So far this week, we've continued a string of good news following last week's focus on banking reform. More specifically reports on consumer confidence and the housing market confirm the worst of the recession's detriments are now behind us.
First in December, existing home prices firmed significantly -- up a sizable 4.9% on the median to $178,300 and up 6.4% on the average to $225,400. The National Association of Realtors attributed the gains to a higher proportion of repeat buyers during the month.
The report on new home sales also confirmed the December trend indicating a firming in those prices as well. Their median month on month price rose 5.2% to $231,000 while the average rose 7.6% to $290,600. The year-on-year rate for the average price is now actually up 10.5%.
The conference board's consumer confidence index edged forward in January to 55.9 vs. December's 53.6 in continued welcome news. The assessment of the present situation improved noticeably, up nearly 5 points to 25.0. The present situation added another 7 tenths to 76.5 and is inching closer to the important 80 milestone. A reading of 80 or better for the expectations index is widely considered to be a signal of economic health.
The assessment of the present jobs market has now improved for three straight months. Those saying jobs are hard to get fell again to 47.4% vs. 48.1% in December and 49.2% in November.
And on Wednesday, markets cheered as Fed policy makers kept the funds and discount rates unchanged at very low levels.
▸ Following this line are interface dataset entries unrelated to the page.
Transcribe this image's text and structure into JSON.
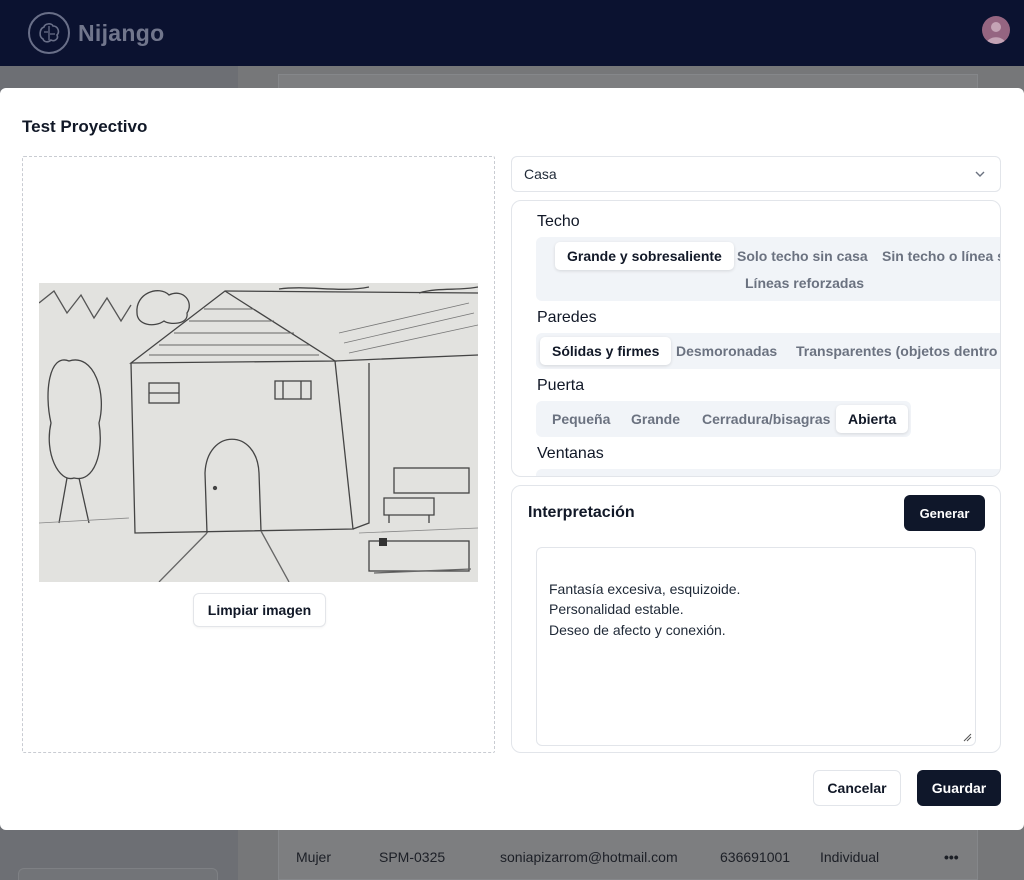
{
  "app": {
    "name": "Nijango"
  },
  "background_row": {
    "gender": "Mujer",
    "code": "SPM-0325",
    "email": "soniapizarrom@hotmail.com",
    "phone": "636691001",
    "type": "Individual",
    "menu": "•••"
  },
  "modal": {
    "title": "Test Proyectivo",
    "image": {
      "clear_label": "Limpiar imagen"
    },
    "select": {
      "value": "Casa"
    },
    "attributes": [
      {
        "label": "Techo",
        "options": [
          "Grande y sobresaliente",
          "Solo techo sin casa",
          "Sin techo o línea si",
          "Líneas reforzadas"
        ],
        "selected": "Grande y sobresaliente"
      },
      {
        "label": "Paredes",
        "options": [
          "Sólidas y firmes",
          "Desmoronadas",
          "Transparentes (objetos dentro vi"
        ],
        "selected": "Sólidas y firmes"
      },
      {
        "label": "Puerta",
        "options": [
          "Pequeña",
          "Grande",
          "Cerradura/bisagras",
          "Abierta"
        ],
        "selected": "Abierta"
      },
      {
        "label": "Ventanas"
      }
    ],
    "interpretation": {
      "title": "Interpretación",
      "generate_label": "Generar",
      "text": "Fantasía excesiva, esquizoide.\nPersonalidad estable.\nDeseo de afecto y conexión."
    },
    "footer": {
      "cancel_label": "Cancelar",
      "save_label": "Guardar"
    }
  },
  "colors": {
    "primary": "#0f172a",
    "topbar": "#0b1230",
    "segment_bg": "#f1f4f8",
    "border": "#e2e5ea"
  },
  "icons": [
    "brain-logo-icon",
    "avatar-icon",
    "chevron-down-icon",
    "resize-grip-icon"
  ]
}
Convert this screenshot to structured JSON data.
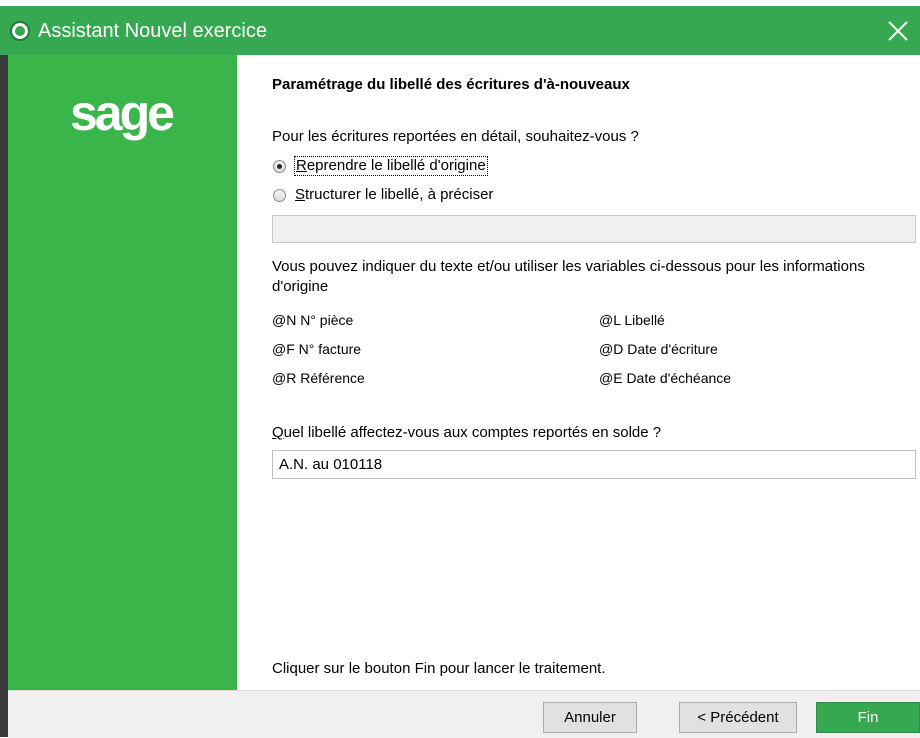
{
  "window": {
    "title": "Assistant Nouvel exercice",
    "app_icon": "sage-app-icon",
    "close_icon": "close-icon"
  },
  "sidebar": {
    "logo_text": "sage"
  },
  "main": {
    "heading": "Paramétrage du libellé des écritures d'à-nouveaux",
    "question1": "Pour les écritures reportées en détail, souhaitez-vous ?",
    "options": [
      {
        "label": "Reprendre le libellé d'origine",
        "checked": true
      },
      {
        "label": "Structurer le libellé, à préciser",
        "checked": false
      }
    ],
    "structure_input_value": "",
    "hint": "Vous pouvez indiquer du texte et/ou utiliser les variables ci-dessous pour les informations d'origine",
    "variables_left": [
      "@N N° pièce",
      "@F N° facture",
      "@R Référence"
    ],
    "variables_right": [
      "@L Libellé",
      "@D Date d'écriture",
      "@E Date d'échéance"
    ],
    "question2": "Quel libellé affectez-vous aux comptes reportés en solde ?",
    "solde_input_value": "A.N. au 010118",
    "footer": "Cliquer sur le bouton Fin pour lancer le traitement."
  },
  "buttons": {
    "cancel": "Annuler",
    "previous": "< Précédent",
    "finish": "Fin"
  },
  "colors": {
    "accent": "#36a852",
    "sidebar": "#3ab54a"
  }
}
Their summary assessment is that the economy is strengthening, labor market declines are abating, and household spending is expanding at a moderate rate.